Writing a job description can be daunting at times. It is an important communication tool that is unfortunately often overlooked when management gets too busy. Yet, companies should have a job description for every position. The job descriptions should outline the functions of the position as well as the knowledge, skills, and abilities needed to be successful in the role. If an employee is currently doing the work, it is helpful to have the employee write the initial draft for the description. No one knows the job better than the person in the position – in most cases. If the position is new or vacant, the direct manager of the position should create the first draft. As you write the first draft, ask yourself the following five questions:
- What is the strategic purpose for the position?
Ask why. Why do you need this position in the company? Then, ask yourself if all of the functions of this job help the company meet and exceed its goals. If not, why is the position required to do them? Sometimes, the functions can be combined with an existing position instead of creating a new one.
- Does a job description exist for this position?
If so, is it up-to-date? What changes need to be made? Pay attention to changes in technology which may adjust some of the functions for the position. Those modifications could change the level for the position as well as the number of hours needed to complete the work. If they do not, keep reading.
- What are the essential functions of the position? How many hours are required to accomplish these functions?
For example, if the position is responsible for making phone calls about collections, it is important that the position includes that as a requirement. Not everyone has the same skill set and a job description will provide the potential candidates will all the information they need to determine if they will fit the job.

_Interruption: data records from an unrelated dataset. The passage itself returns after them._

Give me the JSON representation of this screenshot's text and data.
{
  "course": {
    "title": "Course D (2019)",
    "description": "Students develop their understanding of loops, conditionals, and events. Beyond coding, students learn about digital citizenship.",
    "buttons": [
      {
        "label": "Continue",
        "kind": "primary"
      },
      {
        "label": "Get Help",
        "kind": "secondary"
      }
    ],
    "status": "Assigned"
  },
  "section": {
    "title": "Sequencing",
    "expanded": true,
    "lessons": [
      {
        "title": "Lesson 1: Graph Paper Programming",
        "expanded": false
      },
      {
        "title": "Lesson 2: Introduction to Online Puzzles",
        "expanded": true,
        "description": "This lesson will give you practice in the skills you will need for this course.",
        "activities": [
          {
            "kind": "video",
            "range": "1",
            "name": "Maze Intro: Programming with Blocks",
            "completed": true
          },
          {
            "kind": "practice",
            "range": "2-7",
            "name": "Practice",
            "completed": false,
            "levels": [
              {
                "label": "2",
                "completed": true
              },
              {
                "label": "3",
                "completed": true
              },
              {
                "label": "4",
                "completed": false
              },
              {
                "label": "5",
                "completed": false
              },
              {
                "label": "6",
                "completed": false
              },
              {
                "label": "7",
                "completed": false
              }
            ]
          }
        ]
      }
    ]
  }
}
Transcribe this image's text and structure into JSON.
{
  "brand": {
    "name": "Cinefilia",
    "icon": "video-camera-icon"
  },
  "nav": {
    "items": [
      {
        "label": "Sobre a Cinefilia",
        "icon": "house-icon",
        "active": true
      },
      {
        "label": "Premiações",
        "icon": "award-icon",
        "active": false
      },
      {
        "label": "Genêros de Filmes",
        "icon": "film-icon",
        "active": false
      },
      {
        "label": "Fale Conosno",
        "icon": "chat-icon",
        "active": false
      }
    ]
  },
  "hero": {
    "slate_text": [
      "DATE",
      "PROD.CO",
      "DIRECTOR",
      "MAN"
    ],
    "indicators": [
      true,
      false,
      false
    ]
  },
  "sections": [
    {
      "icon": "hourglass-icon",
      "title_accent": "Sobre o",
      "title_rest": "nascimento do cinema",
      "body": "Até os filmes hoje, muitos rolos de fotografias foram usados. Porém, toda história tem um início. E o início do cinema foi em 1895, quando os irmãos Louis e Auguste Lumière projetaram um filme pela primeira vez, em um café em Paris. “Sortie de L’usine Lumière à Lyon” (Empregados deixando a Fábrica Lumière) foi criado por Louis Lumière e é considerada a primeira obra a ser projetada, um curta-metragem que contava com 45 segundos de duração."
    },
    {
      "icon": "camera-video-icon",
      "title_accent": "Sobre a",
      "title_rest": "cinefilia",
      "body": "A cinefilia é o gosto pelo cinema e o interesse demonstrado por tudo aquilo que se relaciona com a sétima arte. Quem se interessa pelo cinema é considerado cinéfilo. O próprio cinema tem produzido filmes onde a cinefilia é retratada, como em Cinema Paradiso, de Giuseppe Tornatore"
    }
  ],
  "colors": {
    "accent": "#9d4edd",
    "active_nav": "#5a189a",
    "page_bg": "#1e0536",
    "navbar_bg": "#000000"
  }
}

- Identify the Knowledge, Skills, and Abilities (KSAs).
Make sure the description captures the knowledge, skills, and abilities that are required to be successful in the position. For example, phone work often requires proficiency with interpersonal skills — so “excellent interpersonal communication skills” should be listed as a necessary skill.
- What department does this position belong to and who supervises this position?
If your company has traditional departments, you can often easily identify the place where the position fits best. If not, the position is usually created due to a need in the company, so it is best to figure out which department is the closest match. Then, pinpoint the best management position to direct that work. Hopefully, the management role will require competencies needed to guide the work as needed.
Tags: Hiring, HR, Job Description, Recruiting